"bluebird" and "xregexp" are bundled in app.js, i took them out and got app1.js with 6k lines and app2.js with 20k lines. the latter still has some third party libraries, but nothing worth moving out and clearly unrelated to the main codebase. well i could take out that exif parser...

there's no obfuscation at least in most parts (seems to be just the side effects of minifying and webpacking)

skimming for crypto

907:                var e = e2e.ecc.PrimeCurve.CURVE_25519,
908:                    t = e2e.ecc.Protocol.generateKeyPair(e),
843:                    u = e2e.ecc.PrimeCurve.CURVE_25519,
844:                    l = new e2e.ecc.Ecdh(u, Wa.secretBundle.keyPair),
846:                    p = new e2e.Hkdf(new e2e.hash.Sha256),

dem djb curves

setSharedSecret() (not going to copypaste it here) does plenty of fun stuff too (magic words: AES / CBC / PKCS7, HMAC SHA256, CURVE_25519, etc)

app logic

the class where setSharedSecret() is defined also seems to take care of most of the websocket related logic. it's preceded by a list of constants of message types and followed by a handle() function.

there's also the window.Wa global, which has Wa.debug (search for its definition with debug:), these logs are uploaded to on certain conditions, such as...

e.src.indexOf("best-deals-products") > -1 && Wa.uploadLogs("superfish-found")


for some reason there's this "mutex" thing which apparently uses the browser's localstorage to allow in-browser session takeovers (!) but mostly to only have one client connected simultaneously. thiiiis kiiiinda interferes with my goal of having yet another client (like bitlbee + web browser both connected to phone).

figuring out the rest of the protocol is left as an exercise to the reader

the "phone" side of this webapp

relevant yowsup bug:

closing notes

i love how whatsapp takes end to end crypto so seriously. i love how they managed to do a webapp that workarounds the limitations so transparently, at least for those of us who don't use iOS.

they are definitely doing things the hard way, though.

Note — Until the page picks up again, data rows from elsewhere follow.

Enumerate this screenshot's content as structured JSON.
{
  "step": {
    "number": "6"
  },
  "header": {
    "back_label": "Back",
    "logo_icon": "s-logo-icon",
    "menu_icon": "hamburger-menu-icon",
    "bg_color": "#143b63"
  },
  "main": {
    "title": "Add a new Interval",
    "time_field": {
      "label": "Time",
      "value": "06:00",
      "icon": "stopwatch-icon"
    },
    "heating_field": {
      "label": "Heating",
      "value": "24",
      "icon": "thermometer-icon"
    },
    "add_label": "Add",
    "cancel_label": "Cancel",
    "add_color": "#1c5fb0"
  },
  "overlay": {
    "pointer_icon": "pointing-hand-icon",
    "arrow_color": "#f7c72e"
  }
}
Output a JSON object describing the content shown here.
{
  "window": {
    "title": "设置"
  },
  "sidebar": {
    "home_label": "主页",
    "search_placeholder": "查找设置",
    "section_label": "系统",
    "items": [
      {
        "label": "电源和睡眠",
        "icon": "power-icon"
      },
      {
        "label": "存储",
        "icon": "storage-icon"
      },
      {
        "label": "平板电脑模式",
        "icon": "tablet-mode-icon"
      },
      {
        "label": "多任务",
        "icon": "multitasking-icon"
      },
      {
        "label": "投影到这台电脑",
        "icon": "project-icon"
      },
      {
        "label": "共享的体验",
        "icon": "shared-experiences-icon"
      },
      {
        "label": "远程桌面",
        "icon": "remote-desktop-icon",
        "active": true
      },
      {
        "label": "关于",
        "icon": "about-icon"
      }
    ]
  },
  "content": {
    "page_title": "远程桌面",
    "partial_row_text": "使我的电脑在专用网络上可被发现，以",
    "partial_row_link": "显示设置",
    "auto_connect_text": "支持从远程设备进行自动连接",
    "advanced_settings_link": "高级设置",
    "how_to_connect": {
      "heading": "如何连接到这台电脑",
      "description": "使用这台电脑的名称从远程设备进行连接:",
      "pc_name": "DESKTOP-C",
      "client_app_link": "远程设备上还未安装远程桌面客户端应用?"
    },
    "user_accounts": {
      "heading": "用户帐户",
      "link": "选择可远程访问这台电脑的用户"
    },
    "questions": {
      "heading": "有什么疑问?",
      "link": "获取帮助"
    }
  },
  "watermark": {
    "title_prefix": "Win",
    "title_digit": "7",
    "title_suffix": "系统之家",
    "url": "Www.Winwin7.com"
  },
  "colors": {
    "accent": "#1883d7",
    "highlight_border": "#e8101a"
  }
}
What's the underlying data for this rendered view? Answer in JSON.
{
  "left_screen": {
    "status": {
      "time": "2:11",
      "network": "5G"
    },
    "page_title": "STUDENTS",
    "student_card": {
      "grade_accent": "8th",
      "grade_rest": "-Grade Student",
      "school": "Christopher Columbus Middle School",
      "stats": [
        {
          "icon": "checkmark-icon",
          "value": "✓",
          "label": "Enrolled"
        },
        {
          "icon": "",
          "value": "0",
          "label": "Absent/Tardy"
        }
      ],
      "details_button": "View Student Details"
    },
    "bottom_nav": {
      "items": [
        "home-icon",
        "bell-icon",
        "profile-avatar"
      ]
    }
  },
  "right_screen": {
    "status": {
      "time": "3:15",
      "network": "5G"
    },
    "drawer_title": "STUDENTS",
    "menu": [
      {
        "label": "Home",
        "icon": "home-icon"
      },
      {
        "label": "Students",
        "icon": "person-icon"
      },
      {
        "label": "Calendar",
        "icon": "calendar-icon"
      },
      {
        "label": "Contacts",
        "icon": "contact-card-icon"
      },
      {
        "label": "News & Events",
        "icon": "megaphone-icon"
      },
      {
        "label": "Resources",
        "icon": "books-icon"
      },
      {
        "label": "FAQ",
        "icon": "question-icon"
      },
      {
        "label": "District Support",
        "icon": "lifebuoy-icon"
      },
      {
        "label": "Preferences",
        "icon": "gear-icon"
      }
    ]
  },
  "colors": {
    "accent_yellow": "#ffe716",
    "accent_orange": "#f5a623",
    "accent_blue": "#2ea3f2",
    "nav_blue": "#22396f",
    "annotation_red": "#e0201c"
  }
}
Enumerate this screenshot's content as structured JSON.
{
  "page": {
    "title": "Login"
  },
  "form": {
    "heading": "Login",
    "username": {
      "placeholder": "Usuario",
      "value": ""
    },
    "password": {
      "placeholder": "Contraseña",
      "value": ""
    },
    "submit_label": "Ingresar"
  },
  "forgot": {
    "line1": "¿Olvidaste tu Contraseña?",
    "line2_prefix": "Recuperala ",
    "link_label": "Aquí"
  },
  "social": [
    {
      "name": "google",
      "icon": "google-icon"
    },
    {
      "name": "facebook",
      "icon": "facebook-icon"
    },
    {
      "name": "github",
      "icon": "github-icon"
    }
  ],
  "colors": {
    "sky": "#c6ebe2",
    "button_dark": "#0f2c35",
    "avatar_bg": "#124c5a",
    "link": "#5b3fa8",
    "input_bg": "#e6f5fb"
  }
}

meanwhile, the telegram people are proud of their butt-based crypto disaster, just because it didn't require something as weird as what whatsapp did.